Creating in a Series

December 05, 2019

Boho pendant

Hope Floats No 1


My method of creating has been an idea pops in my head that I can't resist and I focus on creating the best version of that idea into a piece of jewelry.  Once completed I usually feel completely satisfied and jump to the next idea I've been sitting on.  I never worried about my art being recognizable as mine, as I figured over time my body of work would have to look like it came from me.  In other words, someone would see a necklace of mine and think:  I know that's Janet's.  I asked that question once and was assured by several people that was so.   :-)

Many artists, many successful artists, work in a series.  I suspect many of them have degrees in art and one of the things they were taught was the value of working in a series.  I'm sure there are many things I will learn about the value of working this way, but I'll share that for the first time this past summer I purposely did so and right away the value I saw for me was a longer focus on an idea which had many benefits.  I'll share what I see as benefits in my next post.


boho jewelry

Hope Floats No. 2


The first three boho style pendants I created started with the amazing lampwork by Keysha Koy.  They're large hollow beads of art glass with such wonderful transparency and warmth of color and design.  I'd never seen anything like them before.  Although at the time I had absolutely no idea how I would be able to make wearable jewelry from them, I had to have them!  I enjoyed having them in a small bowl by my desk as just art.

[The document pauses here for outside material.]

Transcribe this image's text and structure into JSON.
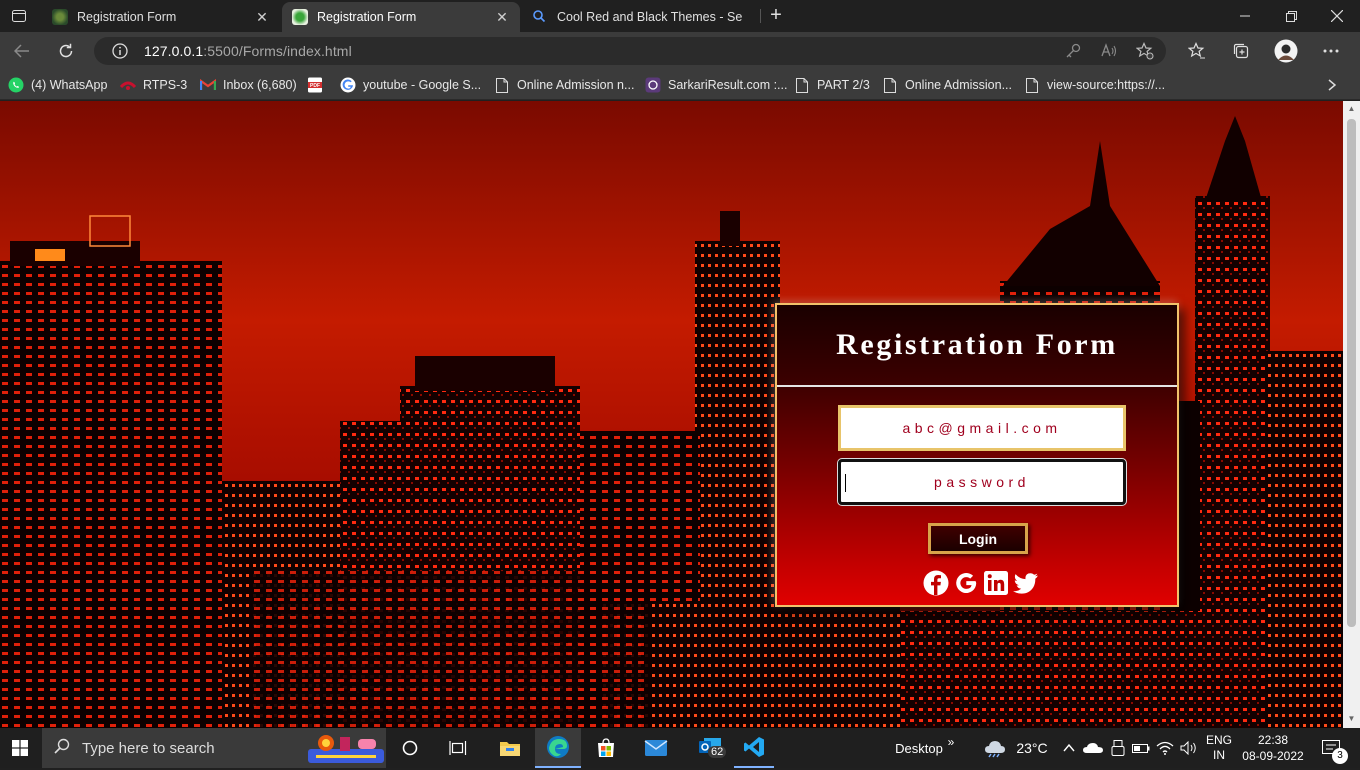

Artisan lampwork necklace

Hope Floats No. 3


In my office I also have a large wire bowl filled with a collection of Japanese fishing floats which are very large blown glass balls that were used in the fishing industry.  The first of these types of floats were used in Norway in the early 19th century.  Some of the Japanese ones can still be found washing up ashore on the Pacific coast, but since they are no longer used there is a diminishing supply.

I also have a collection of hag stones (aka adder stone) that I've collected through the years, but also some I purchased from Scotland, my paternal homeland.  They can be a pebble, glass, anything where the hole is created naturally.  As a jewelry maker anything with a hole catches my eye!  They're considered lucky and ward off evil.  I love their natural smoothness and magic.

I've mentioned before that when I'm feeling a lot of stress it helps me to put my head into some creativity and get lost.  The world is a scary place to me right now and working in a series kept me lost for a good amount of time.  It was healthy to just gather my hopes and ideas and beautiful collection of baubles and bits and create art.

"Art enables us to find ourselves and lose ourselves at the same time."  Thomas Merton